### EXTRACTED DATA
---+---

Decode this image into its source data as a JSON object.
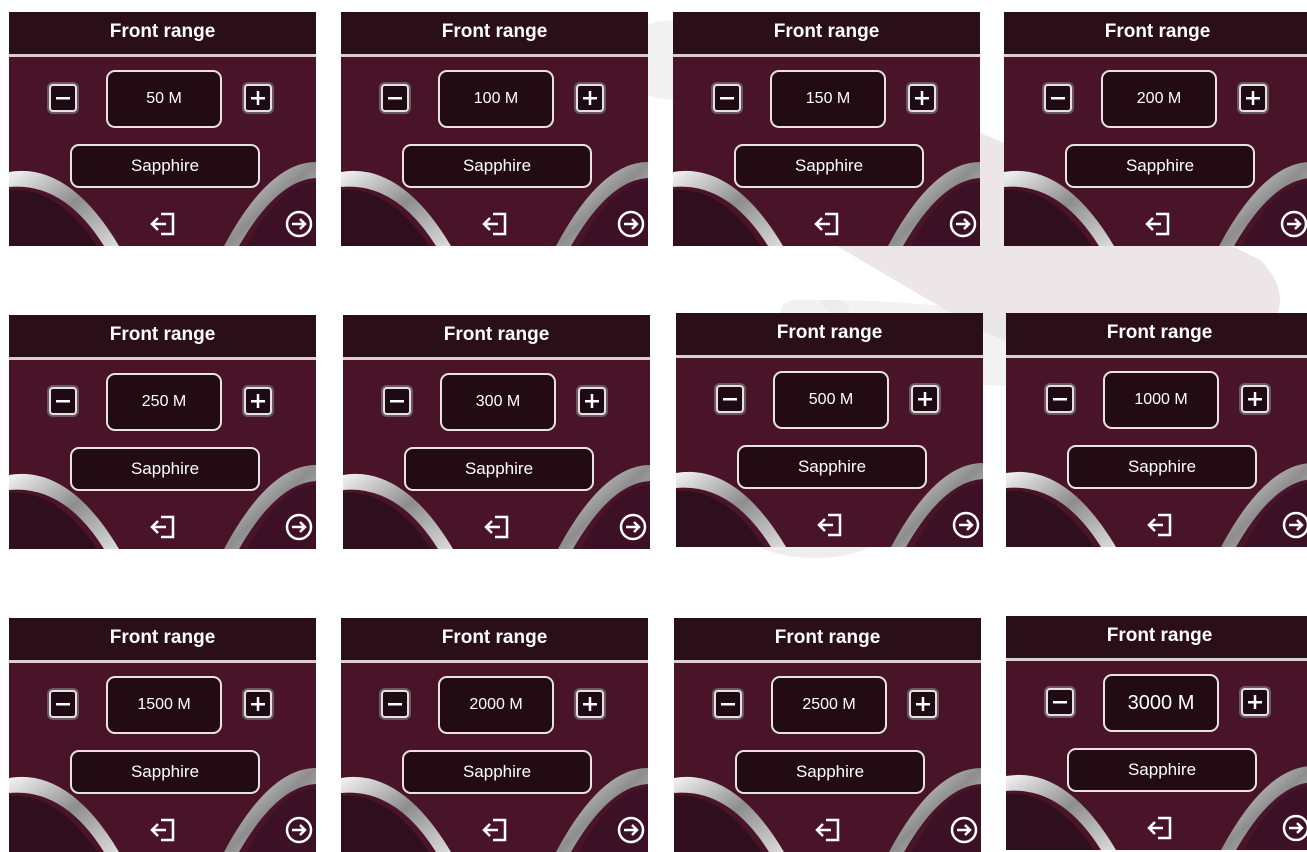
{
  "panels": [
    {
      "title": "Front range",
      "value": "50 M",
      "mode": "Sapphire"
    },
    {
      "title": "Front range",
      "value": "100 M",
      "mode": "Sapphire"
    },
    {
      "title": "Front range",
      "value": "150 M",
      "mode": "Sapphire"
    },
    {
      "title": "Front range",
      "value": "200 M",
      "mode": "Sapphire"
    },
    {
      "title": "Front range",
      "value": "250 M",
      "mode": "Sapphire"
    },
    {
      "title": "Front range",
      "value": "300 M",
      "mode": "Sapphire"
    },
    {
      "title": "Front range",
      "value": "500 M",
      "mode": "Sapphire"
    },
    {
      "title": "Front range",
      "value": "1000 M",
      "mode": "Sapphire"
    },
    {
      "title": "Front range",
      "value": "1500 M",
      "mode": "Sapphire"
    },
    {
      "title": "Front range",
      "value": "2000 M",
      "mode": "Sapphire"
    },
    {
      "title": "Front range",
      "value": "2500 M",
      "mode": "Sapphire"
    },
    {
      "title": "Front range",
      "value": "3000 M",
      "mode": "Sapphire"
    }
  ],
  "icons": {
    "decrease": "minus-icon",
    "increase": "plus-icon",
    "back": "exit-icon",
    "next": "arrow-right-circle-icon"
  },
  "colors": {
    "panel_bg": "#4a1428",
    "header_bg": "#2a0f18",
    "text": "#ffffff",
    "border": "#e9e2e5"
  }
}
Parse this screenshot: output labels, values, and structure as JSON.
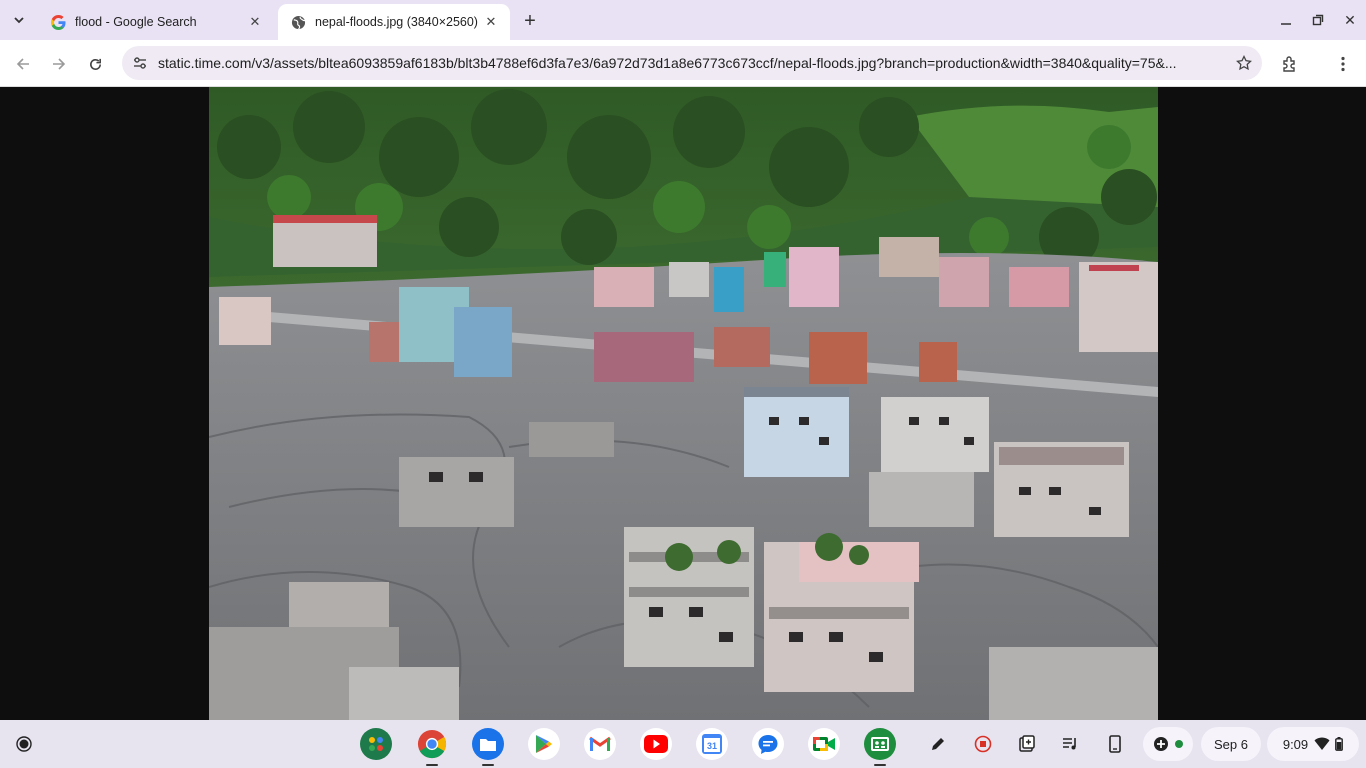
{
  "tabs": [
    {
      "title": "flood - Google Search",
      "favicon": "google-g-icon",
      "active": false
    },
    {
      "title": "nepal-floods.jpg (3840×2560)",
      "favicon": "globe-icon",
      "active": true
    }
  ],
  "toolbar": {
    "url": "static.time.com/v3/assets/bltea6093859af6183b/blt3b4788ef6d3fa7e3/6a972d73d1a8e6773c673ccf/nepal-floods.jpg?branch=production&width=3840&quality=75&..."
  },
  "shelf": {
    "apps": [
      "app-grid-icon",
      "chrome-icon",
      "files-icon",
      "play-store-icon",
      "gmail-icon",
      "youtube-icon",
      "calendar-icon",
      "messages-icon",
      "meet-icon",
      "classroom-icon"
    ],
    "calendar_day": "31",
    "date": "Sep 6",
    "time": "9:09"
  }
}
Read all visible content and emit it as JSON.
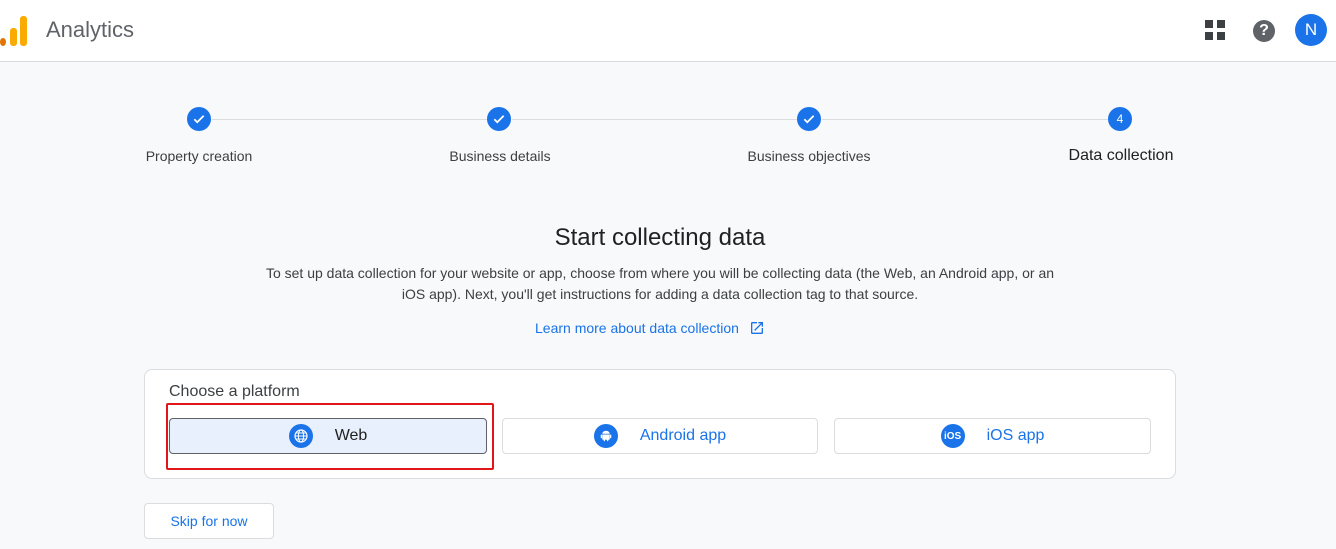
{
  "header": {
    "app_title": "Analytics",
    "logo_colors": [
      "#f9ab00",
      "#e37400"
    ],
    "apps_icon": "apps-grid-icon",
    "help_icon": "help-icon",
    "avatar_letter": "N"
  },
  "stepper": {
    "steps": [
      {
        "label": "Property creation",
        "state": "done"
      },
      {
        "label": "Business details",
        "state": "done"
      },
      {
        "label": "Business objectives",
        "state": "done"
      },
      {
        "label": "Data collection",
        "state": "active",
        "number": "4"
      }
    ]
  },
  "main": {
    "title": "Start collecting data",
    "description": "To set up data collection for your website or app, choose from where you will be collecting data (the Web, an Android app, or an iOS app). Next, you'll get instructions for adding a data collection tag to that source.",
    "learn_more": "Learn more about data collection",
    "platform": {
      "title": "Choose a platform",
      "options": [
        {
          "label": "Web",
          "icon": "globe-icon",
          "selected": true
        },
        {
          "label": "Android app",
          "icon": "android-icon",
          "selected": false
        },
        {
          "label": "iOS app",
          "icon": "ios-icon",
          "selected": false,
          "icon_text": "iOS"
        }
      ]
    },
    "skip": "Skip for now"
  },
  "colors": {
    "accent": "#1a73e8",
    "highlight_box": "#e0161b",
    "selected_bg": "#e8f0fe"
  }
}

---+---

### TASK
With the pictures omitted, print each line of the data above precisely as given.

### OUTPUT OF THE TASK
Decode this image into its source data as a JSON object.
{
  "panels": [
    {
      "title": "Front range",
      "value": "50 M",
      "mode": "Sapphire"
    },
    {
      "title": "Front range",
      "value": "100 M",
      "mode": "Sapphire"
    },
    {
      "title": "Front range",
      "value": "150 M",
      "mode": "Sapphire"
    },
    {
      "title": "Front range",
      "value": "200 M",
      "mode": "Sapphire"
    },
    {
      "title": "Front range",
      "value": "250 M",
      "mode": "Sapphire"
    },
    {
      "title": "Front range",
      "value": "300 M",
      "mode": "Sapphire"
    },
    {
      "title": "Front range",
      "value": "500 M",
      "mode": "Sapphire"
    },
    {
      "title": "Front range",
      "value": "1000 M",
      "mode": "Sapphire"
    },
    {
      "title": "Front range",
      "value": "1500 M",
      "mode": "Sapphire"
    },
    {
      "title": "Front range",
      "value": "2000 M",
      "mode": "Sapphire"
    },
    {
      "title": "Front range",
      "value": "2500 M",
      "mode": "Sapphire"
    },
    {
      "title": "Front range",
      "value": "3000 M",
      "mode": "Sapphire"
    }
  ],
  "icons": {
    "decrease": "minus-icon",
    "increase": "plus-icon",
    "back": "exit-icon",
    "next": "arrow-right-circle-icon"
  },
  "colors": {
    "panel_bg": "#4a1428",
    "header_bg": "#2a0f18",
    "text": "#ffffff",
    "border": "#e9e2e5"
  }
}
Parse this screenshot: output labels, values, and structure as JSON.
{
  "tabs": [
    {
      "title": "flood - Google Search",
      "favicon": "google-g-icon",
      "active": false
    },
    {
      "title": "nepal-floods.jpg (3840×2560)",
      "favicon": "globe-icon",
      "active": true
    }
  ],
  "toolbar": {
    "url": "static.time.com/v3/assets/bltea6093859af6183b/blt3b4788ef6d3fa7e3/6a972d73d1a8e6773c673ccf/nepal-floods.jpg?branch=production&width=3840&quality=75&..."
  },
  "shelf": {
    "apps": [
      "app-grid-icon",
      "chrome-icon",
      "files-icon",
      "play-store-icon",
      "gmail-icon",
      "youtube-icon",
      "calendar-icon",
      "messages-icon",
      "meet-icon",
      "classroom-icon"
    ],
    "calendar_day": "31",
    "date": "Sep 6",
    "time": "9:09"
  }
}
Read all visible content and emit it as JSON.
{
  "header": {
    "app_title": "Analytics",
    "logo_colors": [
      "#f9ab00",
      "#e37400"
    ],
    "apps_icon": "apps-grid-icon",
    "help_icon": "help-icon",
    "avatar_letter": "N"
  },
  "stepper": {
    "steps": [
      {
        "label": "Property creation",
        "state": "done"
      },
      {
        "label": "Business details",
        "state": "done"
      },
      {
        "label": "Business objectives",
        "state": "done"
      },
      {
        "label": "Data collection",
        "state": "active",
        "number": "4"
      }
    ]
  },
  "main": {
    "title": "Start collecting data",
    "description": "To set up data collection for your website or app, choose from where you will be collecting data (the Web, an Android app, or an iOS app). Next, you'll get instructions for adding a data collection tag to that source.",
    "learn_more": "Learn more about data collection",
    "platform": {
      "title": "Choose a platform",
      "options": [
        {
          "label": "Web",
          "icon": "globe-icon",
          "selected": true
        },
        {
          "label": "Android app",
          "icon": "android-icon",
          "selected": false
        },
        {
          "label": "iOS app",
          "icon": "ios-icon",
          "selected": false,
          "icon_text": "iOS"
        }
      ]
    },
    "skip": "Skip for now"
  },
  "colors": {
    "accent": "#1a73e8",
    "highlight_box": "#e0161b",
    "selected_bg": "#e8f0fe"
  }
}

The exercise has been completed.